> _INPUT RECORDS_
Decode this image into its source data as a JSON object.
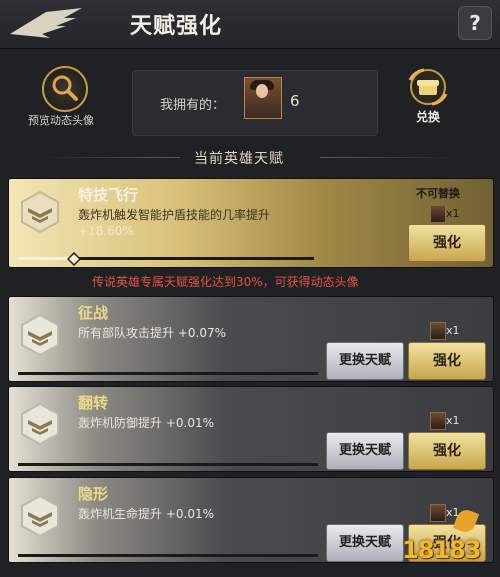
{
  "header": {
    "title": "天赋强化",
    "help_label": "?"
  },
  "topbar": {
    "preview_label": "预览动态头像",
    "owned_label": "我拥有的：",
    "owned_count": "6",
    "exchange_label": "兑换"
  },
  "section_title": "当前英雄天赋",
  "talents": [
    {
      "name": "特技飞行",
      "desc": "轰炸机触发智能护盾技能的几率提升",
      "value": "+18.60%",
      "tag": "不可替换",
      "cost": "x1",
      "enhance_label": "强化",
      "progress": 0.19
    },
    {
      "name": "征战",
      "desc": "所有部队攻击提升 +0.07%",
      "cost": "x1",
      "swap_label": "更换天赋",
      "enhance_label": "强化"
    },
    {
      "name": "翻转",
      "desc": "轰炸机防御提升 +0.01%",
      "cost": "x1",
      "swap_label": "更换天赋",
      "enhance_label": "强化"
    },
    {
      "name": "隐形",
      "desc": "轰炸机生命提升 +0.01%",
      "cost": "x1",
      "swap_label": "更换天赋",
      "enhance_label": "强化"
    }
  ],
  "notice": "传说英雄专属天赋强化达到30%，可获得动态头像",
  "watermark": "18183",
  "colors": {
    "gold": "#d8c179",
    "red_notice": "#e8523d",
    "badge_gold": "#c49a45"
  }
}
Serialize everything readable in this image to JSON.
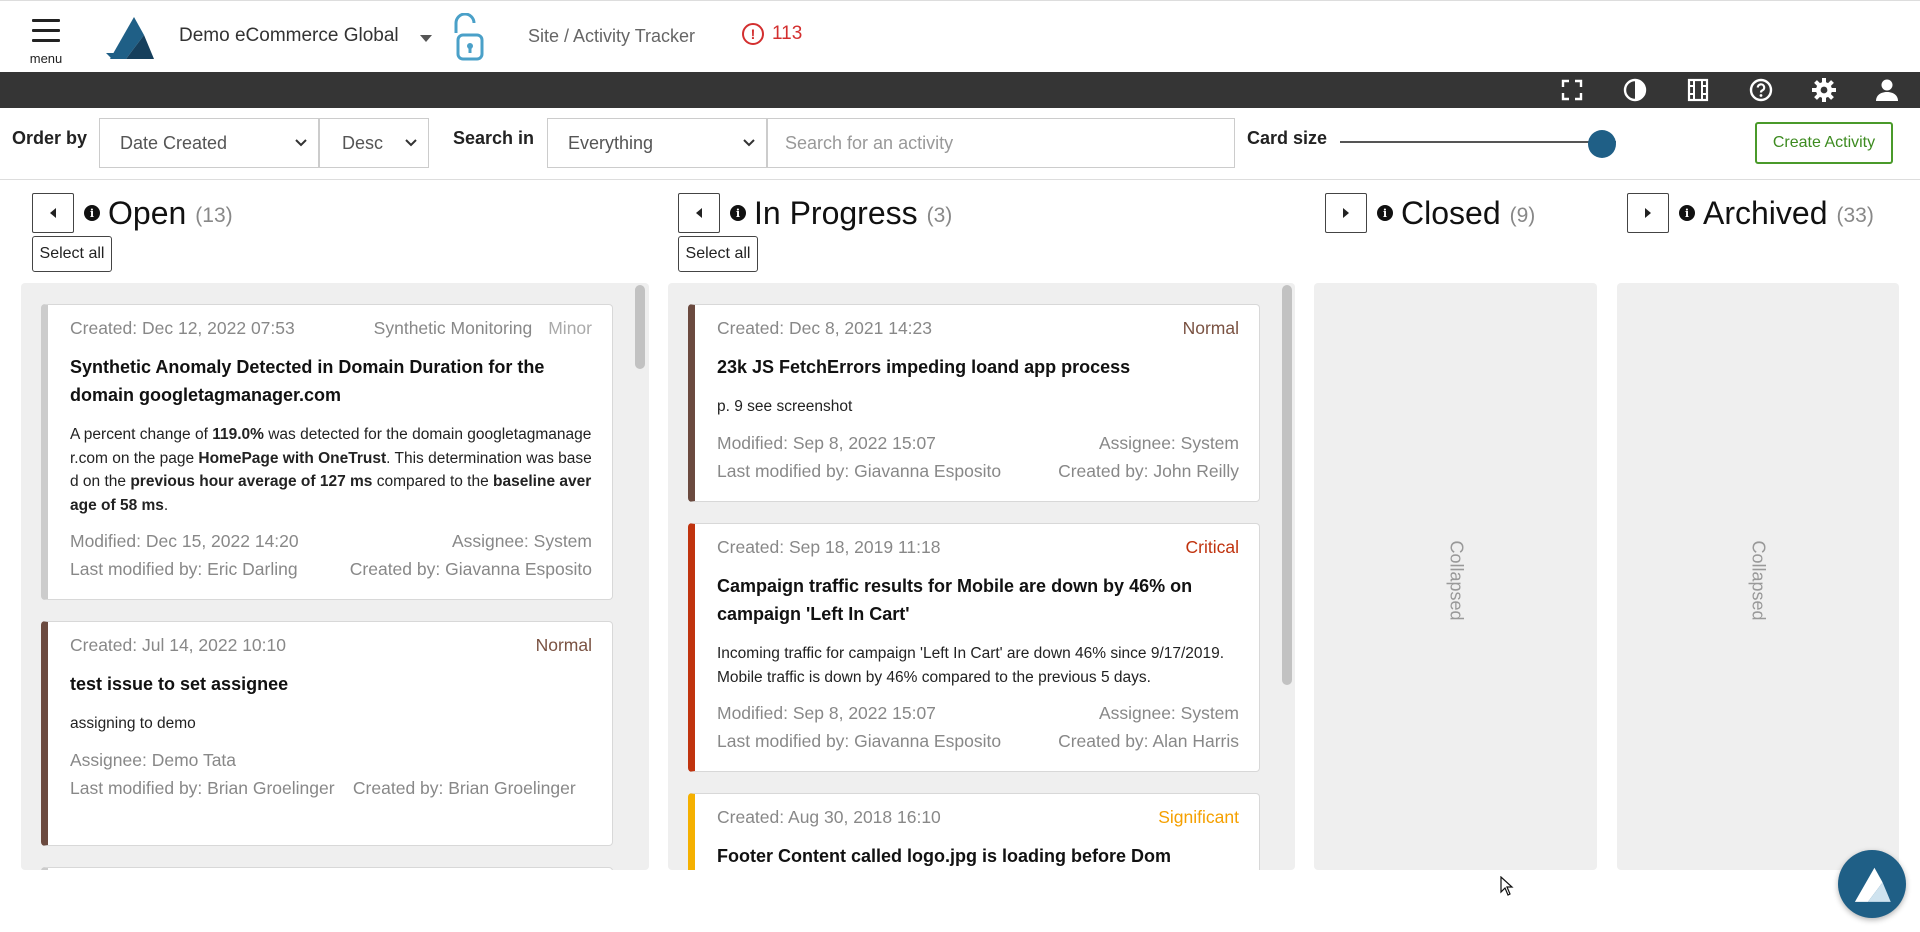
{
  "header": {
    "menu_label": "menu",
    "org_name": "Demo eCommerce Global",
    "breadcrumb": "Site / Activity Tracker",
    "alert_count": "113"
  },
  "toolbar_icons": [
    "fullscreen-icon",
    "contrast-icon",
    "film-icon",
    "help-icon",
    "gear-icon",
    "user-icon"
  ],
  "controls": {
    "order_by_label": "Order by",
    "order_by_value": "Date Created",
    "order_dir_value": "Desc",
    "search_in_label": "Search in",
    "search_in_value": "Everything",
    "search_placeholder": "Search for an activity",
    "card_size_label": "Card size",
    "card_size_fraction": 0.95,
    "create_label": "Create Activity"
  },
  "columns": {
    "open": {
      "title": "Open",
      "count": "(13)",
      "select_all": "Select all"
    },
    "in_progress": {
      "title": "In Progress",
      "count": "(3)",
      "select_all": "Select all"
    },
    "closed": {
      "title": "Closed",
      "count": "(9)",
      "collapsed_label": "Collapsed"
    },
    "archived": {
      "title": "Archived",
      "count": "(33)",
      "collapsed_label": "Collapsed"
    }
  },
  "open_cards": [
    {
      "created": "Created: Dec 12, 2022 07:53",
      "source": "Synthetic Monitoring",
      "severity": "Minor",
      "severity_color": "#bbbbbb",
      "title": "Synthetic Anomaly Detected in Domain Duration for the domain googletagmanager.com",
      "desc_parts": {
        "p1": "A percent change of ",
        "b1": "119.0%",
        "p2": " was detected for the domain googletagmanager.com on the page ",
        "b2": "HomePage with OneTrust",
        "p3": ". This determination was based on the ",
        "b3": "previous hour average of 127 ms",
        "p4": " compared to the ",
        "b4": "baseline average of 58 ms",
        "p5": "."
      },
      "modified": "Modified: Dec 15, 2022 14:20",
      "assignee": "Assignee: System",
      "last_modified_by": "Last modified by: Eric Darling",
      "created_by": "Created by: Giavanna Esposito"
    },
    {
      "created": "Created: Jul 14, 2022 10:10",
      "severity": "Normal",
      "severity_color": "#6b4a3f",
      "title": "test issue to set assignee",
      "desc": "assigning to demo",
      "assignee": "Assignee: Demo Tata",
      "last_modified_by": "Last modified by: Brian Groelinger",
      "created_by": "Created by: Brian Groelinger"
    }
  ],
  "progress_cards": [
    {
      "created": "Created: Dec 8, 2021 14:23",
      "severity": "Normal",
      "severity_color": "#6b4a3f",
      "title": "23k JS FetchErrors impeding loand app process",
      "desc": "p. 9 see screenshot",
      "modified": "Modified: Sep 8, 2022 15:07",
      "assignee": "Assignee: System",
      "last_modified_by": "Last modified by: Giavanna Esposito",
      "created_by": "Created by: John Reilly"
    },
    {
      "created": "Created: Sep 18, 2019 11:18",
      "severity": "Critical",
      "severity_color": "#c0330e",
      "title": "Campaign traffic results for Mobile are down by 46% on campaign 'Left In Cart'",
      "desc": "Incoming traffic for campaign 'Left In Cart' are down 46% since 9/17/2019. Mobile traffic is down by 46% compared to the previous 5 days.",
      "modified": "Modified: Sep 8, 2022 15:07",
      "assignee": "Assignee: System",
      "last_modified_by": "Last modified by: Giavanna Esposito",
      "created_by": "Created by: Alan Harris"
    },
    {
      "created": "Created: Aug 30, 2018 16:10",
      "severity": "Significant",
      "severity_color": "#f5b000",
      "title": "Footer Content called logo.jpg is loading before Dom"
    }
  ]
}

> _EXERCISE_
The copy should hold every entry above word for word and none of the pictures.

> _TASK RESPONSE_
Decode this image into its source data as a JSON object.
{
  "header": {
    "title": "天赋强化",
    "help_label": "?"
  },
  "topbar": {
    "preview_label": "预览动态头像",
    "owned_label": "我拥有的：",
    "owned_count": "6",
    "exchange_label": "兑换"
  },
  "section_title": "当前英雄天赋",
  "talents": [
    {
      "name": "特技飞行",
      "desc": "轰炸机触发智能护盾技能的几率提升",
      "value": "+18.60%",
      "tag": "不可替换",
      "cost": "x1",
      "enhance_label": "强化",
      "progress": 0.19
    },
    {
      "name": "征战",
      "desc": "所有部队攻击提升 +0.07%",
      "cost": "x1",
      "swap_label": "更换天赋",
      "enhance_label": "强化"
    },
    {
      "name": "翻转",
      "desc": "轰炸机防御提升 +0.01%",
      "cost": "x1",
      "swap_label": "更换天赋",
      "enhance_label": "强化"
    },
    {
      "name": "隐形",
      "desc": "轰炸机生命提升 +0.01%",
      "cost": "x1",
      "swap_label": "更换天赋",
      "enhance_label": "强化"
    }
  ],
  "notice": "传说英雄专属天赋强化达到30%，可获得动态头像",
  "watermark": "18183",
  "colors": {
    "gold": "#d8c179",
    "red_notice": "#e8523d",
    "badge_gold": "#c49a45"
  }
}
Serialize everything readable in this image to JSON.
{
  "header": {
    "menu_label": "menu",
    "org_name": "Demo eCommerce Global",
    "breadcrumb": "Site / Activity Tracker",
    "alert_count": "113"
  },
  "toolbar_icons": [
    "fullscreen-icon",
    "contrast-icon",
    "film-icon",
    "help-icon",
    "gear-icon",
    "user-icon"
  ],
  "controls": {
    "order_by_label": "Order by",
    "order_by_value": "Date Created",
    "order_dir_value": "Desc",
    "search_in_label": "Search in",
    "search_in_value": "Everything",
    "search_placeholder": "Search for an activity",
    "card_size_label": "Card size",
    "card_size_fraction": 0.95,
    "create_label": "Create Activity"
  },
  "columns": {
    "open": {
      "title": "Open",
      "count": "(13)",
      "select_all": "Select all"
    },
    "in_progress": {
      "title": "In Progress",
      "count": "(3)",
      "select_all": "Select all"
    },
    "closed": {
      "title": "Closed",
      "count": "(9)",
      "collapsed_label": "Collapsed"
    },
    "archived": {
      "title": "Archived",
      "count": "(33)",
      "collapsed_label": "Collapsed"
    }
  },
  "open_cards": [
    {
      "created": "Created: Dec 12, 2022 07:53",
      "source": "Synthetic Monitoring",
      "severity": "Minor",
      "severity_color": "#bbbbbb",
      "title": "Synthetic Anomaly Detected in Domain Duration for the domain googletagmanager.com",
      "desc_parts": {
        "p1": "A percent change of ",
        "b1": "119.0%",
        "p2": " was detected for the domain googletagmanager.com on the page ",
        "b2": "HomePage with OneTrust",
        "p3": ". This determination was based on the ",
        "b3": "previous hour average of 127 ms",
        "p4": " compared to the ",
        "b4": "baseline average of 58 ms",
        "p5": "."
      },
      "modified": "Modified: Dec 15, 2022 14:20",
      "assignee": "Assignee: System",
      "last_modified_by": "Last modified by: Eric Darling",
      "created_by": "Created by: Giavanna Esposito"
    },
    {
      "created": "Created: Jul 14, 2022 10:10",
      "severity": "Normal",
      "severity_color": "#6b4a3f",
      "title": "test issue to set assignee",
      "desc": "assigning to demo",
      "assignee": "Assignee: Demo Tata",
      "last_modified_by": "Last modified by: Brian Groelinger",
      "created_by": "Created by: Brian Groelinger"
    }
  ],
  "progress_cards": [
    {
      "created": "Created: Dec 8, 2021 14:23",
      "severity": "Normal",
      "severity_color": "#6b4a3f",
      "title": "23k JS FetchErrors impeding loand app process",
      "desc": "p. 9 see screenshot",
      "modified": "Modified: Sep 8, 2022 15:07",
      "assignee": "Assignee: System",
      "last_modified_by": "Last modified by: Giavanna Esposito",
      "created_by": "Created by: John Reilly"
    },
    {
      "created": "Created: Sep 18, 2019 11:18",
      "severity": "Critical",
      "severity_color": "#c0330e",
      "title": "Campaign traffic results for Mobile are down by 46% on campaign 'Left In Cart'",
      "desc": "Incoming traffic for campaign 'Left In Cart' are down 46% since 9/17/2019. Mobile traffic is down by 46% compared to the previous 5 days.",
      "modified": "Modified: Sep 8, 2022 15:07",
      "assignee": "Assignee: System",
      "last_modified_by": "Last modified by: Giavanna Esposito",
      "created_by": "Created by: Alan Harris"
    },
    {
      "created": "Created: Aug 30, 2018 16:10",
      "severity": "Significant",
      "severity_color": "#f5b000",
      "title": "Footer Content called logo.jpg is loading before Dom"
    }
  ]
}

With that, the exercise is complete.